== Exercise data ==
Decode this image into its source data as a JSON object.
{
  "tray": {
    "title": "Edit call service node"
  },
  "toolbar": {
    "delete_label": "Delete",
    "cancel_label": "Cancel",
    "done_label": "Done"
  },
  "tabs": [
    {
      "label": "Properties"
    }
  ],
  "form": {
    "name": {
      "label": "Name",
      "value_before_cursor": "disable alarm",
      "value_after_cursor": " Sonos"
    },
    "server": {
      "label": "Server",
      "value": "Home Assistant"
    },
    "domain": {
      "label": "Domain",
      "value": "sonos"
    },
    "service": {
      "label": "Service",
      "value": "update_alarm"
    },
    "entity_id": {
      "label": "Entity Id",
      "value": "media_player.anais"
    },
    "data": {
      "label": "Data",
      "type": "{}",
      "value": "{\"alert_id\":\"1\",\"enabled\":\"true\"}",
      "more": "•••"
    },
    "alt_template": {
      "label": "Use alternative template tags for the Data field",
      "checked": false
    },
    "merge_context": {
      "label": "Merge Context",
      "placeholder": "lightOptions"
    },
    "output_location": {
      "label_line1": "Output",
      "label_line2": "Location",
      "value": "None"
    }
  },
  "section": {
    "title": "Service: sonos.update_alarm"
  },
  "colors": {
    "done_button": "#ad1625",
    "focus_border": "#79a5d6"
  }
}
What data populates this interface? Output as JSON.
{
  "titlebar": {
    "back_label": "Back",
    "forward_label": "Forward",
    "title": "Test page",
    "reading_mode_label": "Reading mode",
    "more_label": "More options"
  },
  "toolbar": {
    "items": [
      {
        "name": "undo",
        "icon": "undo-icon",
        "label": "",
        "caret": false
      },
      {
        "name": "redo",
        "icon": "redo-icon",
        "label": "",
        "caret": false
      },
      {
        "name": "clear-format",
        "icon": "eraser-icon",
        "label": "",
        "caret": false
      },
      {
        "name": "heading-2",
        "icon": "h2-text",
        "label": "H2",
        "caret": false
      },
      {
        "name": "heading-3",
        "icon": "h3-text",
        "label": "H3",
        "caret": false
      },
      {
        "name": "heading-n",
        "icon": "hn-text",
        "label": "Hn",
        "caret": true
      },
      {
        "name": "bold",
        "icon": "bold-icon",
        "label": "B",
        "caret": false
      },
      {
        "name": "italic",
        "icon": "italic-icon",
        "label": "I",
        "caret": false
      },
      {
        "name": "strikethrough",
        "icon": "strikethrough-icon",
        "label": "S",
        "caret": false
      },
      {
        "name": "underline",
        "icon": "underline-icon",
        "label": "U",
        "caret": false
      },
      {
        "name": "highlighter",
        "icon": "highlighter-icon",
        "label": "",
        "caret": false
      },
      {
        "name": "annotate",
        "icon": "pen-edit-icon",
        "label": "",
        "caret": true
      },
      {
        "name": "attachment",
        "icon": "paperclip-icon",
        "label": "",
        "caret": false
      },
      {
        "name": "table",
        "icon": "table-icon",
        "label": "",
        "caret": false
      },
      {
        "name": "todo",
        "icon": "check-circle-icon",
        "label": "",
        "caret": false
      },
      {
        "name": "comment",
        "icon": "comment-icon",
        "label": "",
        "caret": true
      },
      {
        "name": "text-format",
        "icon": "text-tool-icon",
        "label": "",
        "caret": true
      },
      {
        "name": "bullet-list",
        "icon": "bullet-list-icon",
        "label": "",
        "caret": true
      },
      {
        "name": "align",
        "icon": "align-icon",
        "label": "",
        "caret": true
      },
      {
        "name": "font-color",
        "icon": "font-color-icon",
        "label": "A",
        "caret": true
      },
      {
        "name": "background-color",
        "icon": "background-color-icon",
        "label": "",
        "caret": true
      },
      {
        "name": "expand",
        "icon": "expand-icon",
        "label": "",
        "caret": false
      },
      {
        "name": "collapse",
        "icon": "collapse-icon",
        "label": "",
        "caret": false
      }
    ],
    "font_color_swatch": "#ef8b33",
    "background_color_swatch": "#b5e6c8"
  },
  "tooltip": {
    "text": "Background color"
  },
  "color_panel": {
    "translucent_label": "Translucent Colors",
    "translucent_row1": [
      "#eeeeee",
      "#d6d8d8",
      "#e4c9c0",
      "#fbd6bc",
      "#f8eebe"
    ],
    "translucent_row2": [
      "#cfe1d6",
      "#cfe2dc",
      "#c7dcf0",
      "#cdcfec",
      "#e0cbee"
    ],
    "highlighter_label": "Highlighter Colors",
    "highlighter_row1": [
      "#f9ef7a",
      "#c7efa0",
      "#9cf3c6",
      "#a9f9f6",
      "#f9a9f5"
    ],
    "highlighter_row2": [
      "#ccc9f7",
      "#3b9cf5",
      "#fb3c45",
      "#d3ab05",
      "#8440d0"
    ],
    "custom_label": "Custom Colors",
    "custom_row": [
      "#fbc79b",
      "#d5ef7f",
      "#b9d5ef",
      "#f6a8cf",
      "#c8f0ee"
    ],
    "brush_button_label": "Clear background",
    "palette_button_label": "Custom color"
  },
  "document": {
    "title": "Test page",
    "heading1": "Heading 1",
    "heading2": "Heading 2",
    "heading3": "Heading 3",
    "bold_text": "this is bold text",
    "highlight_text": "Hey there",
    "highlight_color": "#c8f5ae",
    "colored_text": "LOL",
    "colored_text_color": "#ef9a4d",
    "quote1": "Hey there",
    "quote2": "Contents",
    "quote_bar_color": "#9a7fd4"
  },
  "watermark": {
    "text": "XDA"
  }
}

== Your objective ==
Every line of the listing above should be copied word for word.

== Result for this task ==
Decode this image into its source data as a JSON object.
{
  "tray": {
    "title": "Edit call service node"
  },
  "toolbar": {
    "delete_label": "Delete",
    "cancel_label": "Cancel",
    "done_label": "Done"
  },
  "tabs": [
    {
      "label": "Properties"
    }
  ],
  "form": {
    "name": {
      "label": "Name",
      "value_before_cursor": "disable alarm",
      "value_after_cursor": " Sonos"
    },
    "server": {
      "label": "Server",
      "value": "Home Assistant"
    },
    "domain": {
      "label": "Domain",
      "value": "sonos"
    },
    "service": {
      "label": "Service",
      "value": "update_alarm"
    },
    "entity_id": {
      "label": "Entity Id",
      "value": "media_player.anais"
    },
    "data": {
      "label": "Data",
      "type": "{}",
      "value": "{\"alert_id\":\"1\",\"enabled\":\"true\"}",
      "more": "•••"
    },
    "alt_template": {
      "label": "Use alternative template tags for the Data field",
      "checked": false
    },
    "merge_context": {
      "label": "Merge Context",
      "placeholder": "lightOptions"
    },
    "output_location": {
      "label_line1": "Output",
      "label_line2": "Location",
      "value": "None"
    }
  },
  "section": {
    "title": "Service: sonos.update_alarm"
  },
  "colors": {
    "done_button": "#ad1625",
    "focus_border": "#79a5d6"
  }
}
What data populates this interface? Output as JSON.
{
  "titlebar": {
    "back_label": "Back",
    "forward_label": "Forward",
    "title": "Test page",
    "reading_mode_label": "Reading mode",
    "more_label": "More options"
  },
  "toolbar": {
    "items": [
      {
        "name": "undo",
        "icon": "undo-icon",
        "label": "",
        "caret": false
      },
      {
        "name": "redo",
        "icon": "redo-icon",
        "label": "",
        "caret": false
      },
      {
        "name": "clear-format",
        "icon": "eraser-icon",
        "label": "",
        "caret": false
      },
      {
        "name": "heading-2",
        "icon": "h2-text",
        "label": "H2",
        "caret": false
      },
      {
        "name": "heading-3",
        "icon": "h3-text",
        "label": "H3",
        "caret": false
      },
      {
        "name": "heading-n",
        "icon": "hn-text",
        "label": "Hn",
        "caret": true
      },
      {
        "name": "bold",
        "icon": "bold-icon",
        "label": "B",
        "caret": false
      },
      {
        "name": "italic",
        "icon": "italic-icon",
        "label": "I",
        "caret": false
      },
      {
        "name": "strikethrough",
        "icon": "strikethrough-icon",
        "label": "S",
        "caret": false
      },
      {
        "name": "underline",
        "icon": "underline-icon",
        "label": "U",
        "caret": false
      },
      {
        "name": "highlighter",
        "icon": "highlighter-icon",
        "label": "",
        "caret": false
      },
      {
        "name": "annotate",
        "icon": "pen-edit-icon",
        "label": "",
        "caret": true
      },
      {
        "name": "attachment",
        "icon": "paperclip-icon",
        "label": "",
        "caret": false
      },
      {
        "name": "table",
        "icon": "table-icon",
        "label": "",
        "caret": false
      },
      {
        "name": "todo",
        "icon": "check-circle-icon",
        "label": "",
        "caret": false
      },
      {
        "name": "comment",
        "icon": "comment-icon",
        "label": "",
        "caret": true
      },
      {
        "name": "text-format",
        "icon": "text-tool-icon",
        "label": "",
        "caret": true
      },
      {
        "name": "bullet-list",
        "icon": "bullet-list-icon",
        "label": "",
        "caret": true
      },
      {
        "name": "align",
        "icon": "align-icon",
        "label": "",
        "caret": true
      },
      {
        "name": "font-color",
        "icon": "font-color-icon",
        "label": "A",
        "caret": true
      },
      {
        "name": "background-color",
        "icon": "background-color-icon",
        "label": "",
        "caret": true
      },
      {
        "name": "expand",
        "icon": "expand-icon",
        "label": "",
        "caret": false
      },
      {
        "name": "collapse",
        "icon": "collapse-icon",
        "label": "",
        "caret": false
      }
    ],
    "font_color_swatch": "#ef8b33",
    "background_color_swatch": "#b5e6c8"
  },
  "tooltip": {
    "text": "Background color"
  },
  "color_panel": {
    "translucent_label": "Translucent Colors",
    "translucent_row1": [
      "#eeeeee",
      "#d6d8d8",
      "#e4c9c0",
      "#fbd6bc",
      "#f8eebe"
    ],
    "translucent_row2": [
      "#cfe1d6",
      "#cfe2dc",
      "#c7dcf0",
      "#cdcfec",
      "#e0cbee"
    ],
    "highlighter_label": "Highlighter Colors",
    "highlighter_row1": [
      "#f9ef7a",
      "#c7efa0",
      "#9cf3c6",
      "#a9f9f6",
      "#f9a9f5"
    ],
    "highlighter_row2": [
      "#ccc9f7",
      "#3b9cf5",
      "#fb3c45",
      "#d3ab05",
      "#8440d0"
    ],
    "custom_label": "Custom Colors",
    "custom_row": [
      "#fbc79b",
      "#d5ef7f",
      "#b9d5ef",
      "#f6a8cf",
      "#c8f0ee"
    ],
    "brush_button_label": "Clear background",
    "palette_button_label": "Custom color"
  },
  "document": {
    "title": "Test page",
    "heading1": "Heading 1",
    "heading2": "Heading 2",
    "heading3": "Heading 3",
    "bold_text": "this is bold text",
    "highlight_text": "Hey there",
    "highlight_color": "#c8f5ae",
    "colored_text": "LOL",
    "colored_text_color": "#ef9a4d",
    "quote1": "Hey there",
    "quote2": "Contents",
    "quote_bar_color": "#9a7fd4"
  },
  "watermark": {
    "text": "XDA"
  }
}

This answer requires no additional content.